On October 28, 2022, the Supreme Court of Canada struck down Provisions of SOIRA (Sexual Offender Information Registry Act) in R. v. Ndhlovu, 2022 SCC 38. The majority for the Court found that ss. 490.012 and 490.013(2.1) of the Criminal Code were unconstitutional, and the provisions could not be saved pursuant to s. 1 of the Charter.
The mandatory imposition of SOIRA found in s. 490.012 of the Criminal Code was found to be unconstitutional but will take effect in 12 months. It does not apply retrospectively.

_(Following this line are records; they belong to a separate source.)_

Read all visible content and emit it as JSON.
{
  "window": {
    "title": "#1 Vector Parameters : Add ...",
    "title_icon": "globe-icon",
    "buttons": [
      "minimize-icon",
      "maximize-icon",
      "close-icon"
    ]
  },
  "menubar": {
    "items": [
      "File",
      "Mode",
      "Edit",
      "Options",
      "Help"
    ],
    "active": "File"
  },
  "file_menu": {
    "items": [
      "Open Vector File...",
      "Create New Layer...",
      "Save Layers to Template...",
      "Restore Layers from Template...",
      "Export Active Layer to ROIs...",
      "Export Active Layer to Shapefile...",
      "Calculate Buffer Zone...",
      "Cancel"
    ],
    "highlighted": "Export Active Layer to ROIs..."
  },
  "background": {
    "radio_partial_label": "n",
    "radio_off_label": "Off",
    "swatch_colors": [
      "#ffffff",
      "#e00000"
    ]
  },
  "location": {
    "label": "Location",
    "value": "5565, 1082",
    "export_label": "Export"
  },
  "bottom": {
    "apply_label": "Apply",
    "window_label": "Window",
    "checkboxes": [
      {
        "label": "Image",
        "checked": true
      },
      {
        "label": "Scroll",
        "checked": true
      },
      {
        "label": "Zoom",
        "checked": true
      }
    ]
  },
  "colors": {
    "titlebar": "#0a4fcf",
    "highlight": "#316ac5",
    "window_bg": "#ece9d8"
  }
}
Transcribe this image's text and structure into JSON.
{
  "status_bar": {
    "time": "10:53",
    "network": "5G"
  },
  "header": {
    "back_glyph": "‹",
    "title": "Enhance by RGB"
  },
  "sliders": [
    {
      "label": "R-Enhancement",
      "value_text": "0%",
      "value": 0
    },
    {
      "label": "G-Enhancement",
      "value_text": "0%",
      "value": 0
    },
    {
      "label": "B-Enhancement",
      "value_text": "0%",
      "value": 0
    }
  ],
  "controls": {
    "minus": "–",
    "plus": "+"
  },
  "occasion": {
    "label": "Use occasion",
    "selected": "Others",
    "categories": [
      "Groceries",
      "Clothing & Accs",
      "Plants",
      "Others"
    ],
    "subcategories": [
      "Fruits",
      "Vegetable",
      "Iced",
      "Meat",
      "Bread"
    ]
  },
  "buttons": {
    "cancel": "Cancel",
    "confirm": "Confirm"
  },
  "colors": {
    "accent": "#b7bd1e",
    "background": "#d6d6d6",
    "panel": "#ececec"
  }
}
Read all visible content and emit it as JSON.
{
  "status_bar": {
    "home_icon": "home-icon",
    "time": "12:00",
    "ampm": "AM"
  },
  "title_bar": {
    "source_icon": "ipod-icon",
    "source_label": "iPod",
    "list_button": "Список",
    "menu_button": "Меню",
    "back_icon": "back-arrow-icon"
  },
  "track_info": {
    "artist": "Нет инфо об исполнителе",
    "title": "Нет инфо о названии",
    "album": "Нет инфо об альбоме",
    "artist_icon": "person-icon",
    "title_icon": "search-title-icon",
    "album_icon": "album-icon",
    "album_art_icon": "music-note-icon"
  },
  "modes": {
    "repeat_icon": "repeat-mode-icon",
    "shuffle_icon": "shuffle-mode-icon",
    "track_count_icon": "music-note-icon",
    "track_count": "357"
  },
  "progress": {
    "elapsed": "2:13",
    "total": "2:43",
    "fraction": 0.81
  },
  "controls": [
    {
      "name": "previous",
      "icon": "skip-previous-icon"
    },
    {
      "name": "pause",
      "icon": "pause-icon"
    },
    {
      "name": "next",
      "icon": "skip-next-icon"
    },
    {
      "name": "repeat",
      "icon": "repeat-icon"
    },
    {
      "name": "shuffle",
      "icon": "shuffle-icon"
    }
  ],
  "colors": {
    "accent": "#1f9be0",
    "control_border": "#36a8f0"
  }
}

Offenders who are subject to mandatory orders under s. 490.012 can obtain a personal remedy under s. 24(1) of the Charter to be removed from the registry if they can demonstrate that SOIRA’s impacts on their liberty bears no relation or is grossly disproportionate to the objective of s. 490.012.
Lifetime SOIRA orders under s. 490.013(2.1) of the Criminal Code are unconstitutional and applies retrospectively. Offenders who are subject to a lifetime order pursuant to this provision after having been convicted of more than one sexual offence without an intervening conviction can seek a s. 24(1) remedy to change the length of their registration.
If you or a loved one has any questions about the impact this ruling could have in your own criminal case, please give the lawyers of Lockyer Zaduk Zeeh a call to schedule a consultation.